Introduction: In ovarian cancer mouse models, social isolation has been associated with increased circulating markers of angiogenesis, cell migration, and impaired immune response, as well as increasing tumor burden and aggressiveness. In ovarian cancer patients, social isolation has been associated with increased circulating levels of inflammatory and pro-angiogenic factors. However, social isolation has not been investigated in relation to ovarian cancer risk or survival in humans; we addressed these questions in the Nurses’ Health Study (NHS), a longitudinal cohort of 121,701 US-based nurses.

Methods: The Berkman-Syme social network index (BSSNI), a validated measure of social isolation, was assessed every four years in the NHS, starting in 1992. The BSSNI is based on marital status, close friends and relatives, as well as attendance at religious services and other group activities. Women were categorized into four groups: socially isolated, moderately isolated, moderately integrated, and socially integrated. We assessed risk of ovarian cancer associated with the BSSNI and its component parts using Cox proportional hazards models, adjusted for age, duration of oral contraceptive use, family history of ovarian cancer, parity, menopause status, duration of menopausal hormone therapy (by type), and tubal ligation. We further investigated whether the timing of social isolation impacted the results, by evaluating social isolation measured 0-4, 4-8, and 8-12 years prior to cancer diagnosis. In addition, we used Cox proportional hazards models to evaluate whether pre-diagnosis social isolation affected ovarian cancer survival, adjusting as described above plus stage and histology.

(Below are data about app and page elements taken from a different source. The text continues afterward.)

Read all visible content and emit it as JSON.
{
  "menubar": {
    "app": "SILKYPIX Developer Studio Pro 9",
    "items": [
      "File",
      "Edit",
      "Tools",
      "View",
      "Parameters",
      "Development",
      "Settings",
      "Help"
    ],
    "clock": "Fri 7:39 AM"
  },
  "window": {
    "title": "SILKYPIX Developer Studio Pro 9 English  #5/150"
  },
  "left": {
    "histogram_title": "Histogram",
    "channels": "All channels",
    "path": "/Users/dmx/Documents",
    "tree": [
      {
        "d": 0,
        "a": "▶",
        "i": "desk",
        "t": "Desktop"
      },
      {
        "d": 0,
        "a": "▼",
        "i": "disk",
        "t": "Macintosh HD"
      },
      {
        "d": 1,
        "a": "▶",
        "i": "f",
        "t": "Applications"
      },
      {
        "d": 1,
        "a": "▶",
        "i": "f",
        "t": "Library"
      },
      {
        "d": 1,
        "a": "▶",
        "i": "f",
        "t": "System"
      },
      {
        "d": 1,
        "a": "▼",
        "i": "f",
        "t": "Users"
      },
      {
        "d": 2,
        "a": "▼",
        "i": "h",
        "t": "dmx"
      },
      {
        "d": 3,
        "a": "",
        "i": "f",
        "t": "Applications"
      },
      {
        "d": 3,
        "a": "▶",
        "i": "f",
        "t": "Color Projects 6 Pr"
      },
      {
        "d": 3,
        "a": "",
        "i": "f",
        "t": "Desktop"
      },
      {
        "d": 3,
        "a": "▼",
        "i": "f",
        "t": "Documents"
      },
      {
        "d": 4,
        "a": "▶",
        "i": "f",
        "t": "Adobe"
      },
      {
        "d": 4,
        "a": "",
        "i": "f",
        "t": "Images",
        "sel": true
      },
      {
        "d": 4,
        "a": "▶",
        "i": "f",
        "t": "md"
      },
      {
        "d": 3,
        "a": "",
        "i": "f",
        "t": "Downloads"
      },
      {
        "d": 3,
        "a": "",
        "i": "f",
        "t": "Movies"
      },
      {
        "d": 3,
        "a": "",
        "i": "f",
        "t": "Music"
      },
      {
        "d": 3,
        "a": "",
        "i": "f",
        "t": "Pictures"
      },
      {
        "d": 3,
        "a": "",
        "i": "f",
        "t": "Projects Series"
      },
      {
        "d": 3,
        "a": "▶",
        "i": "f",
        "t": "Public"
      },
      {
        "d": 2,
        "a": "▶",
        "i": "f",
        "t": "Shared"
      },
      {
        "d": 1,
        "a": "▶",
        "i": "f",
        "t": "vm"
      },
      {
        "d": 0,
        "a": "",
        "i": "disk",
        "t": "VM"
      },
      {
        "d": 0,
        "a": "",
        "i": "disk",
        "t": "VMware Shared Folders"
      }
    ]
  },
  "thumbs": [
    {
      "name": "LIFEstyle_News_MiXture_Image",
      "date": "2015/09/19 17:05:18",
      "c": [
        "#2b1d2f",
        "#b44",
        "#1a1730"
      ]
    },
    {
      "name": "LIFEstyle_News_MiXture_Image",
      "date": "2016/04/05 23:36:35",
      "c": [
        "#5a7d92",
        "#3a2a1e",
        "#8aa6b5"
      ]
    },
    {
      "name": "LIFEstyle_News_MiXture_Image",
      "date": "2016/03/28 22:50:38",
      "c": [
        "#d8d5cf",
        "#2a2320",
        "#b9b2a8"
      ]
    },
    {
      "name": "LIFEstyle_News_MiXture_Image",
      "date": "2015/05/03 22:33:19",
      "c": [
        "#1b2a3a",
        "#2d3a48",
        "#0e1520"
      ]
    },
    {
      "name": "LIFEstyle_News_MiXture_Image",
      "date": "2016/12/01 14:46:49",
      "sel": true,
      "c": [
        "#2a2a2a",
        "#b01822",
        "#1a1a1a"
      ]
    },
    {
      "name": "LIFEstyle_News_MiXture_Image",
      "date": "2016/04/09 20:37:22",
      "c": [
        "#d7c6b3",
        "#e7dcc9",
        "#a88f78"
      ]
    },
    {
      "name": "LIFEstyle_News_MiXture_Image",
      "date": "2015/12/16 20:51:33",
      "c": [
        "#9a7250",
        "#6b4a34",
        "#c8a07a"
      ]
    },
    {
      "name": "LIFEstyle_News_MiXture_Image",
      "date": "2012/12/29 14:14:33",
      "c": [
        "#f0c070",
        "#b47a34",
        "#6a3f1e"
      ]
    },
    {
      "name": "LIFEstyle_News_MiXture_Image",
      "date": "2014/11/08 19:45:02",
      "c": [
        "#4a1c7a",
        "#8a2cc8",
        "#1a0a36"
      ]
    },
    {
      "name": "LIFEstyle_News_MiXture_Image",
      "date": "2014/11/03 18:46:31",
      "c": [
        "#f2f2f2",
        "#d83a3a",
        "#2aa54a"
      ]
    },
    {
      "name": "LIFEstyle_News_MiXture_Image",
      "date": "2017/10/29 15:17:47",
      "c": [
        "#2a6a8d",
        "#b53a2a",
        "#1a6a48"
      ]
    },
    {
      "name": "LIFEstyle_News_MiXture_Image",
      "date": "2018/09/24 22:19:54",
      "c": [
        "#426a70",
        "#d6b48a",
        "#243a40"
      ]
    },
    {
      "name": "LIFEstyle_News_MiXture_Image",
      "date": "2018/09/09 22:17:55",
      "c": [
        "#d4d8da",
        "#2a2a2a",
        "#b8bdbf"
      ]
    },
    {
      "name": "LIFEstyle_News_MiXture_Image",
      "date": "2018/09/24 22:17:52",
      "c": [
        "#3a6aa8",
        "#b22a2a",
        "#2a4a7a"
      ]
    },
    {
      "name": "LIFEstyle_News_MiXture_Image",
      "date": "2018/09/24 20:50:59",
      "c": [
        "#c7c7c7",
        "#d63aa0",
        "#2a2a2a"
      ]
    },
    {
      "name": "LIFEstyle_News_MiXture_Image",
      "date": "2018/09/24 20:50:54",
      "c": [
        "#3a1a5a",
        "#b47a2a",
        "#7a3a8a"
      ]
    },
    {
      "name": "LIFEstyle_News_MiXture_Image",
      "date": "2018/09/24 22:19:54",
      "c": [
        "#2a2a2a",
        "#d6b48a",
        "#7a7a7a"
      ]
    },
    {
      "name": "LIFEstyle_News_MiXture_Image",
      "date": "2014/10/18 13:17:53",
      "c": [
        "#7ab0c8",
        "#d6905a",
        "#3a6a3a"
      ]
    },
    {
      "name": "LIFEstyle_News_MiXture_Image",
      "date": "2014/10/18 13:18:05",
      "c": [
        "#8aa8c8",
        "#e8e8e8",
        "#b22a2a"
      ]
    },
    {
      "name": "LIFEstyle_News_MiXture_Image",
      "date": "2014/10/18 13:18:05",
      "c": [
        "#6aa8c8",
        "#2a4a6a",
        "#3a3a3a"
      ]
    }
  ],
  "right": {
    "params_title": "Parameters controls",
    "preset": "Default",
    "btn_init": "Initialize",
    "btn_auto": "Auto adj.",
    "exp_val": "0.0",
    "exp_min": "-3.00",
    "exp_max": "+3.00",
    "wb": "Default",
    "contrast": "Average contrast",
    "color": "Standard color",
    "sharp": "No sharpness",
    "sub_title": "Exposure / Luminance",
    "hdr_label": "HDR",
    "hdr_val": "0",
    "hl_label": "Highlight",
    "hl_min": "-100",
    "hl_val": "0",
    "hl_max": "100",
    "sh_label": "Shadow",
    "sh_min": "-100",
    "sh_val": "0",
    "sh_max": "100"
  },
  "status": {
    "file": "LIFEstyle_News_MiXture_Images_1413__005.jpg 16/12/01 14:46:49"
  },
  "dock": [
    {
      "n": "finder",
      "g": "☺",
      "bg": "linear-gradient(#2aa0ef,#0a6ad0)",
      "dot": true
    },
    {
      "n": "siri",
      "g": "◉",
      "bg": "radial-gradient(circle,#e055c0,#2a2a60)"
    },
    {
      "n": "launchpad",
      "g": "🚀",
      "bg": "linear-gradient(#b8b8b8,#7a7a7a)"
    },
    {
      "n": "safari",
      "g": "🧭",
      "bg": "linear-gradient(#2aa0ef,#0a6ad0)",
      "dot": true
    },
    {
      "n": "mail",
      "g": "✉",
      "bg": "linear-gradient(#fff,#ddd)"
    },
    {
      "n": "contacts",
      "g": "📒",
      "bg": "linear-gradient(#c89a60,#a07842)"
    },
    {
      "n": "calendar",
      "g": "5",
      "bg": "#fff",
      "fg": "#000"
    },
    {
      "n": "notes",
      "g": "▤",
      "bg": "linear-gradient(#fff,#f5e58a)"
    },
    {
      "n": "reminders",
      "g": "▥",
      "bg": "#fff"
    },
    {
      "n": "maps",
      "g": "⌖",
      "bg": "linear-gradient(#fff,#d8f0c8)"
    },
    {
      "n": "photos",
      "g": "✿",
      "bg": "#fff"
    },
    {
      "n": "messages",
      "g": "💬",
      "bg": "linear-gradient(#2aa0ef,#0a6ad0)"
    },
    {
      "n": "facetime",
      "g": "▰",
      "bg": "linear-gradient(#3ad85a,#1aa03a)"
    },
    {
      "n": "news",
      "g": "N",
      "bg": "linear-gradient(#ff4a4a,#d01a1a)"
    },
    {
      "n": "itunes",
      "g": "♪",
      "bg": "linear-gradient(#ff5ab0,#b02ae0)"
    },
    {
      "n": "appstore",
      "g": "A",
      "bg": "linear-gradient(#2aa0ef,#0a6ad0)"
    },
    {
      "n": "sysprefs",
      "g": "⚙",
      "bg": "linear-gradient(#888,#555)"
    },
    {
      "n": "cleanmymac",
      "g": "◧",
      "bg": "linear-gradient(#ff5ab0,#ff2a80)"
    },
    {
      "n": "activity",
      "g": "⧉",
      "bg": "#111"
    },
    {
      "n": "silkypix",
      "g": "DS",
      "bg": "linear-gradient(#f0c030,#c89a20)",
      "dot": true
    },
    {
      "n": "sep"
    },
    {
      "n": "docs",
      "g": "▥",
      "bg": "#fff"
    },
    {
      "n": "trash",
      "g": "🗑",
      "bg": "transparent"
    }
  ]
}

Results: In follow-up from 1992-2010, we identified 494 epithelial ovarian cancer cases among 53,839 women who completed the BSSNI. In our main analysis, socially isolated women had no increased ovarian cancer risk compared to socially integrated women (relative risk [RR]: 0.93; 95% confidence interval [CI]: 0.65-1.34), although case numbers were small (N=38). However, moderate isolation was associated with increased ovarian cancer risk (RR: 1.27; 95% CI: 1.00-1.61). When we assessed the components of the BSSNI, widowed women were at increased ovarian cancer risk (RR: 1.40; 95% CI: 1.12-1.75) compared to married women; none of the other BSSNI components were associated with ovarian cancer risk. In the analysis evaluating the role of timing of isolation, socially isolated women in the 8-12 years prior to diagnosis had increased ovarian cancer risk compared to socially integrated women (RR: 1.54; 95% CI: 1.02-2.33). Among the 494 ovarian cancer cases in this analysis, 313 women died due to ovarian cancer during follow-up. Neither the BSSNI nor its components were statistically significantly associated with ovarian cancer-specific survival; however, several of the associations were suggestive. For example, social isolation was not associated with survival (RR: 1.13; 95% CI: 0.41-3.13), but moderate isolation was suggestively associated (RR: 1.61; 95% CI: 0.87-3.00). Additionally, being widowed was associated with a 71% increased risk of ovarian cancer death (95% CI: 0.99-2.96).

Conclusion: These data add to a growing body of evidence that psychosocial stress is important for ovarian cancer risk and progression. Our data suggest that the timing of social isolation is key, which may have implications for the biology of stress. Future studies should confirm these results and evaluate additional sources of psychosocial stress.

Citation Format: Elizabeth M. Poole, Laura Kubzansky, Olivia I. Okereke, Shelley S. Tworoger. The impact of social isolation on ovarian cancer risk and survival [abstract]. In: Proceedings of the 10th Biennial Ovarian Cancer Research Symposium; Sep 8-9, 2014; Seattle, WA. Philadelphia (PA): AACR; Clin Cancer Res 2015;21(16 Suppl):Abstract nr POSTER-CTRL-1212.